Given that Karl Rove has effectively conceded the election, its surely time to start thinking about opportunities for access to justice in the transition.
Obviously, this is going to be very different from the last transition eight years ago. It will not be a change of party. We will not be in a huge financial crisis. There will not be a huge stimulus plan in the process of being put together.
There will already be in place an access to justice office within DOJ, and an access to justice caucus in the House of Representatives. There will also be a President who was once the President of the LSC Board, and a Vice-President whose wife has been both a legal aid attorney and a judge with administrative responsibilities. We’ll have lots of research in place, lots of pilot projects that show promise, significant funding from the foundation sector, including for the Justice For All Program implementing the Chief’s Resolution, and a truly pro-access LSC Board. We’ll have the White House Legal Aid Inter-agency Roundtable driving engagement of a multitude of Federal agencies in access to justice. We will have a very different balance in Congress.
So, what do we need from the transition, other than the obvious (money)? Here are some thoughts.
Continued expansion of Multi-Agency engagement with ATJ. This means making sure that all Federal agencies assess the ATJ impact of the changes they make (ATJ impact statement requirement), pay focused attention to the accessibility of adjudicatory processes within and paid for by their agencies, and continue to make sure that funding streams contain elements that fund accessibility help for those impacted.
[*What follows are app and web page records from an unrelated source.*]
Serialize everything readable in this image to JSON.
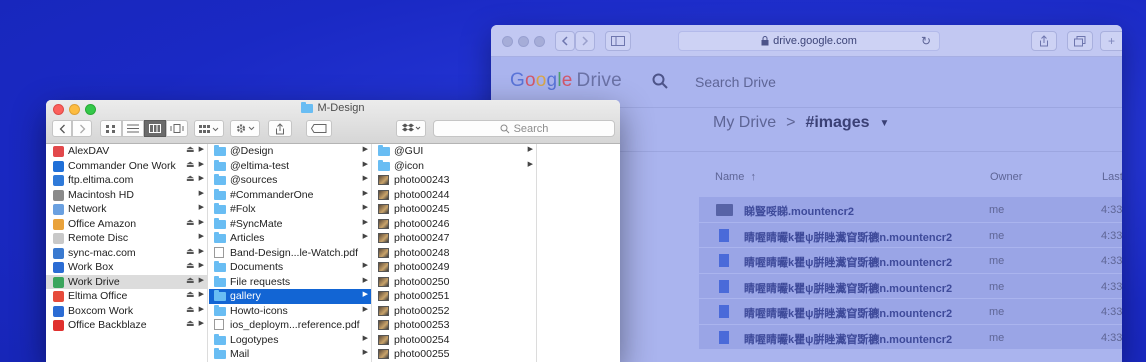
{
  "browser": {
    "url": "drive.google.com",
    "logo_letters": [
      "G",
      "o",
      "o",
      "g",
      "l",
      "e"
    ],
    "logo_product": "Drive",
    "search_placeholder": "Search Drive",
    "breadcrumb_root": "My Drive",
    "breadcrumb_sep": ">",
    "breadcrumb_current": "#images",
    "columns": {
      "name": "Name",
      "owner": "Owner",
      "last": "Last"
    },
    "rows": [
      {
        "name": "睇豎哸睇.mountencr2",
        "owner": "me",
        "time": "4:33",
        "type": "folder"
      },
      {
        "name": "睛喔睛曮k瞿ψ腁睉瀻窅斲穮n.mountencr2",
        "owner": "me",
        "time": "4:33",
        "type": "file"
      },
      {
        "name": "睛喔睛曮k瞿ψ腁睉瀻窅斲穮n.mountencr2",
        "owner": "me",
        "time": "4:33",
        "type": "file"
      },
      {
        "name": "睛喔睛曮k瞿ψ腁睉瀻窅斲穮n.mountencr2",
        "owner": "me",
        "time": "4:33",
        "type": "file"
      },
      {
        "name": "睛喔睛曮k瞿ψ腁睉瀻窅斲穮n.mountencr2",
        "owner": "me",
        "time": "4:33",
        "type": "file"
      },
      {
        "name": "睛喔睛曮k瞿ψ腁睉瀻窅斲穮n.mountencr2",
        "owner": "me",
        "time": "4:33",
        "type": "file"
      }
    ]
  },
  "finder": {
    "title": "M-Design",
    "search_placeholder": "Search",
    "sidebar": [
      {
        "label": "AlexDAV",
        "icon": "webdav-icon",
        "eject": true
      },
      {
        "label": "Commander One Work",
        "icon": "cloud-drive-icon",
        "eject": true
      },
      {
        "label": "ftp.eltima.com",
        "icon": "ftp-icon",
        "eject": true
      },
      {
        "label": "Macintosh HD",
        "icon": "hard-drive-icon",
        "eject": false
      },
      {
        "label": "Network",
        "icon": "network-icon",
        "eject": false
      },
      {
        "label": "Office Amazon",
        "icon": "amazon-icon",
        "eject": true
      },
      {
        "label": "Remote Disc",
        "icon": "disc-icon",
        "eject": false
      },
      {
        "label": "sync-mac.com",
        "icon": "server-icon",
        "eject": true
      },
      {
        "label": "Work Box",
        "icon": "box-icon",
        "eject": true
      },
      {
        "label": "Work Drive",
        "icon": "google-drive-icon",
        "eject": true,
        "selected": true
      },
      {
        "label": "Eltima Office",
        "icon": "office-icon",
        "eject": true
      },
      {
        "label": "Boxcom Work",
        "icon": "box-icon",
        "eject": true
      },
      {
        "label": "Office Backblaze",
        "icon": "backblaze-icon",
        "eject": true
      }
    ],
    "column2": [
      {
        "label": "@Design",
        "type": "folder"
      },
      {
        "label": "@eltima-test",
        "type": "folder"
      },
      {
        "label": "@sources",
        "type": "folder"
      },
      {
        "label": "#CommanderOne",
        "type": "folder"
      },
      {
        "label": "#Folx",
        "type": "folder"
      },
      {
        "label": "#SyncMate",
        "type": "folder"
      },
      {
        "label": "Articles",
        "type": "folder"
      },
      {
        "label": "Band-Design...le-Watch.pdf",
        "type": "doc"
      },
      {
        "label": "Documents",
        "type": "folder"
      },
      {
        "label": "File requests",
        "type": "folder"
      },
      {
        "label": "gallery",
        "type": "folder",
        "selected": true
      },
      {
        "label": "Howto-icons",
        "type": "folder"
      },
      {
        "label": "ios_deploym...reference.pdf",
        "type": "doc"
      },
      {
        "label": "Logotypes",
        "type": "folder"
      },
      {
        "label": "Mail",
        "type": "folder"
      }
    ],
    "column3": [
      {
        "label": "@GUI",
        "type": "folder"
      },
      {
        "label": "@icon",
        "type": "folder"
      },
      {
        "label": "photo00243",
        "type": "photo"
      },
      {
        "label": "photo00244",
        "type": "photo"
      },
      {
        "label": "photo00245",
        "type": "photo"
      },
      {
        "label": "photo00246",
        "type": "photo"
      },
      {
        "label": "photo00247",
        "type": "photo"
      },
      {
        "label": "photo00248",
        "type": "photo"
      },
      {
        "label": "photo00249",
        "type": "photo"
      },
      {
        "label": "photo00250",
        "type": "photo"
      },
      {
        "label": "photo00251",
        "type": "photo"
      },
      {
        "label": "photo00252",
        "type": "photo"
      },
      {
        "label": "photo00253",
        "type": "photo"
      },
      {
        "label": "photo00254",
        "type": "photo"
      },
      {
        "label": "photo00255",
        "type": "photo"
      }
    ]
  },
  "colors": {
    "background": "#1d2fd0",
    "finder_selection": "#1265d4",
    "folder": "#69bdf3"
  }
}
Access to Justice Leadership Coordination. Again and again we have seen that the ATJ community has missed ATJ agenda opportunities because of a failure of leadership coordination. We still have no fast response mechanism when a disaster hits, when a new issue suddenly gets public attention, or when an especially sympathetic person has something bad happen to them. This is just a symptom of the broader failure to have an integrated agenda (although at least different agendas now have elements in common), or even a leadership mechanism to create such an agenda. While the DOJ ATJ Initiative has long served as a leader in convening, and has been particularly successful in encourage research and in getting Federal agencies to think about moving forward in common, this should be ramped up in terms of status and priority. Maybe a job for the “Second Spouse?”
Civil and Criminal Distinction. Any intellectual justification for the distinction is long gone, and the Feds should be making the regulatory and statutory changes that remove the possibilities for integration of services, research, funding, etc.
Integrated View of ATJ. Finally, every initiative with ATJ potential should be scrutinized to insure that all approaches are considered and integrated — including roles beyond lawyers, bar change incentives, and simplification and system redesign. Triage (and that covers many different approaches) should be recognized to be the core of the system that it already is.
Supreme Court Nominee. It is critical that the new nominee (assuming that the highly satisfactory Garland has not in fact been confirmed by the inauguration) have an ATJ perspective, not just in terms of the Federal Rules, and issues like class actions and mandatory arbitration, but also with an understanding of the critical administrative and leadership role that the Supreme Court potentially could have for access to justicecritical administrative and leadership role that the Supreme Court potentially could have for access to justice. Follow Canada.
It should be the time of an exciting step forward. Lets hope that the process gets the right people involved, with the broadest perspective possible.